'''
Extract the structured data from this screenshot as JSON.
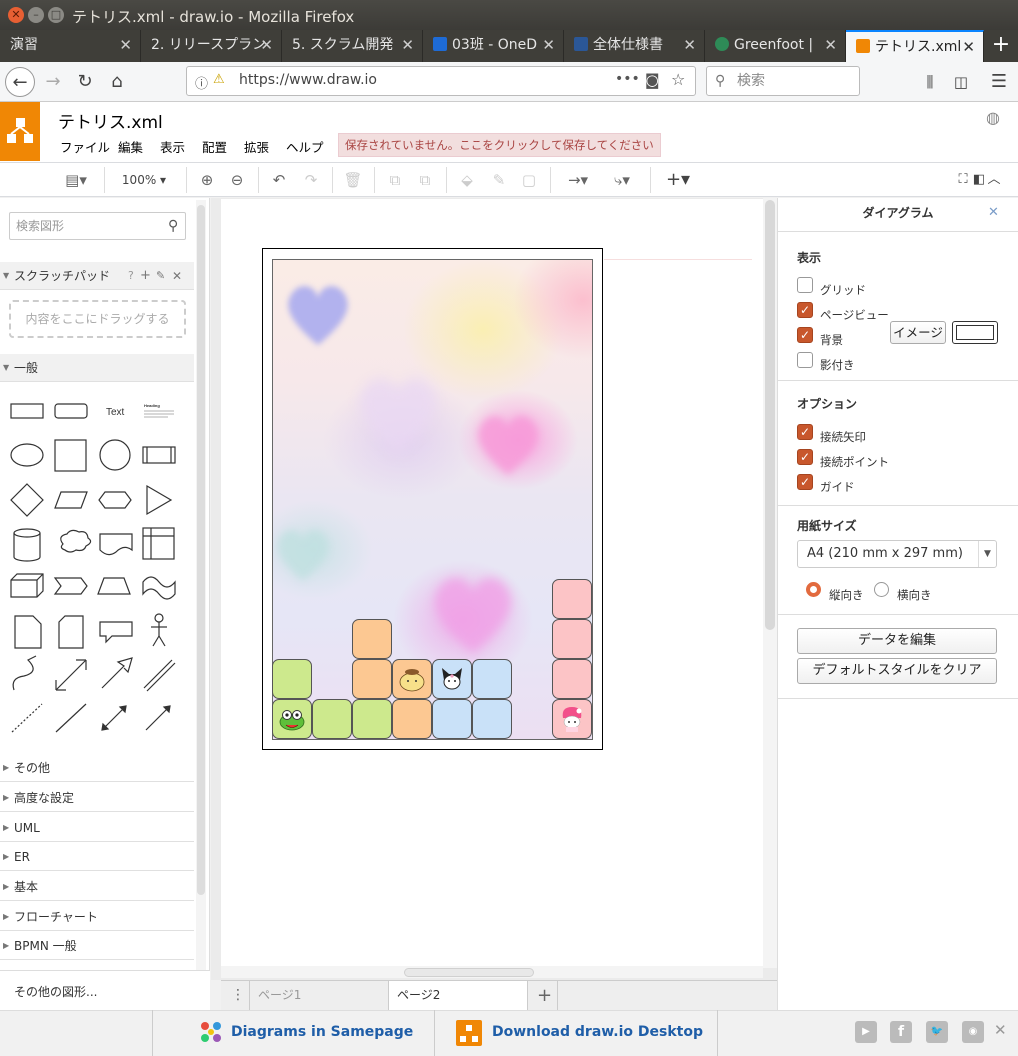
{
  "window": {
    "title": "テトリス.xml - draw.io - Mozilla Firefox"
  },
  "tabs": [
    {
      "label": "演習",
      "color": ""
    },
    {
      "label": "2. リリースプラン",
      "color": ""
    },
    {
      "label": "5. スクラム開発",
      "color": ""
    },
    {
      "label": "03班 - OneD",
      "color": "#1e6bd6"
    },
    {
      "label": "全体仕様書",
      "color": "#2b5797"
    },
    {
      "label": "Greenfoot |",
      "color": "#2e8b57"
    },
    {
      "label": "テトリス.xml",
      "color": "#f08705"
    }
  ],
  "nav": {
    "url": "https://www.draw.io",
    "search_placeholder": "検索"
  },
  "app": {
    "file_title": "テトリス.xml",
    "menu": [
      "ファイル",
      "編集",
      "表示",
      "配置",
      "拡張",
      "ヘルプ"
    ],
    "save_warning": "保存されていません。ここをクリックして保存してください",
    "zoom": "100%"
  },
  "left": {
    "search_placeholder": "検索図形",
    "scratchpad": "スクラッチパッド",
    "scratch_drop": "内容をここにドラッグする",
    "general": "一般",
    "text_shape": "Text",
    "heading_shape": "Heading",
    "sections": [
      "その他",
      "高度な設定",
      "UML",
      "ER",
      "基本",
      "フローチャート",
      "BPMN 一般"
    ],
    "more_shapes": "その他の図形..."
  },
  "pages": {
    "menu_icon": "⋮",
    "tabs": [
      "ページ1",
      "ページ2"
    ],
    "add": "+"
  },
  "right": {
    "title": "ダイアグラム",
    "view_title": "表示",
    "grid": "グリッド",
    "pageview": "ページビュー",
    "background": "背景",
    "shadow": "影付き",
    "image_button": "イメージ",
    "options_title": "オプション",
    "connection_arrows": "接続矢印",
    "connection_points": "接続ポイント",
    "guides": "ガイド",
    "paper_title": "用紙サイズ",
    "paper_size": "A4 (210 mm x 297 mm)",
    "portrait": "縦向き",
    "landscape": "横向き",
    "edit_data": "データを編集",
    "clear_style": "デフォルトスタイルをクリア"
  },
  "footer": {
    "samepage": "Diagrams in Samepage",
    "desktop": "Download draw.io Desktop"
  },
  "colors": {
    "accent": "#f08705",
    "green_block": "#cde98d",
    "orange_block": "#fcc892",
    "blue_block": "#c9e1f8",
    "pink_block": "#fcc4c6",
    "checkbox_on": "#c8572c"
  }
}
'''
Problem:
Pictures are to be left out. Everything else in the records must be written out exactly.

Exercise result:
Extract the structured data from this screenshot as JSON.
{
  "window": {
    "title": "テトリス.xml - draw.io - Mozilla Firefox"
  },
  "tabs": [
    {
      "label": "演習",
      "color": ""
    },
    {
      "label": "2. リリースプラン",
      "color": ""
    },
    {
      "label": "5. スクラム開発",
      "color": ""
    },
    {
      "label": "03班 - OneD",
      "color": "#1e6bd6"
    },
    {
      "label": "全体仕様書",
      "color": "#2b5797"
    },
    {
      "label": "Greenfoot |",
      "color": "#2e8b57"
    },
    {
      "label": "テトリス.xml",
      "color": "#f08705"
    }
  ],
  "nav": {
    "url": "https://www.draw.io",
    "search_placeholder": "検索"
  },
  "app": {
    "file_title": "テトリス.xml",
    "menu": [
      "ファイル",
      "編集",
      "表示",
      "配置",
      "拡張",
      "ヘルプ"
    ],
    "save_warning": "保存されていません。ここをクリックして保存してください",
    "zoom": "100%"
  },
  "left": {
    "search_placeholder": "検索図形",
    "scratchpad": "スクラッチパッド",
    "scratch_drop": "内容をここにドラッグする",
    "general": "一般",
    "text_shape": "Text",
    "heading_shape": "Heading",
    "sections": [
      "その他",
      "高度な設定",
      "UML",
      "ER",
      "基本",
      "フローチャート",
      "BPMN 一般"
    ],
    "more_shapes": "その他の図形..."
  },
  "pages": {
    "menu_icon": "⋮",
    "tabs": [
      "ページ1",
      "ページ2"
    ],
    "add": "+"
  },
  "right": {
    "title": "ダイアグラム",
    "view_title": "表示",
    "grid": "グリッド",
    "pageview": "ページビュー",
    "background": "背景",
    "shadow": "影付き",
    "image_button": "イメージ",
    "options_title": "オプション",
    "connection_arrows": "接続矢印",
    "connection_points": "接続ポイント",
    "guides": "ガイド",
    "paper_title": "用紙サイズ",
    "paper_size": "A4 (210 mm x 297 mm)",
    "portrait": "縦向き",
    "landscape": "横向き",
    "edit_data": "データを編集",
    "clear_style": "デフォルトスタイルをクリア"
  },
  "footer": {
    "samepage": "Diagrams in Samepage",
    "desktop": "Download draw.io Desktop"
  },
  "colors": {
    "accent": "#f08705",
    "green_block": "#cde98d",
    "orange_block": "#fcc892",
    "blue_block": "#c9e1f8",
    "pink_block": "#fcc4c6",
    "checkbox_on": "#c8572c"
  }
}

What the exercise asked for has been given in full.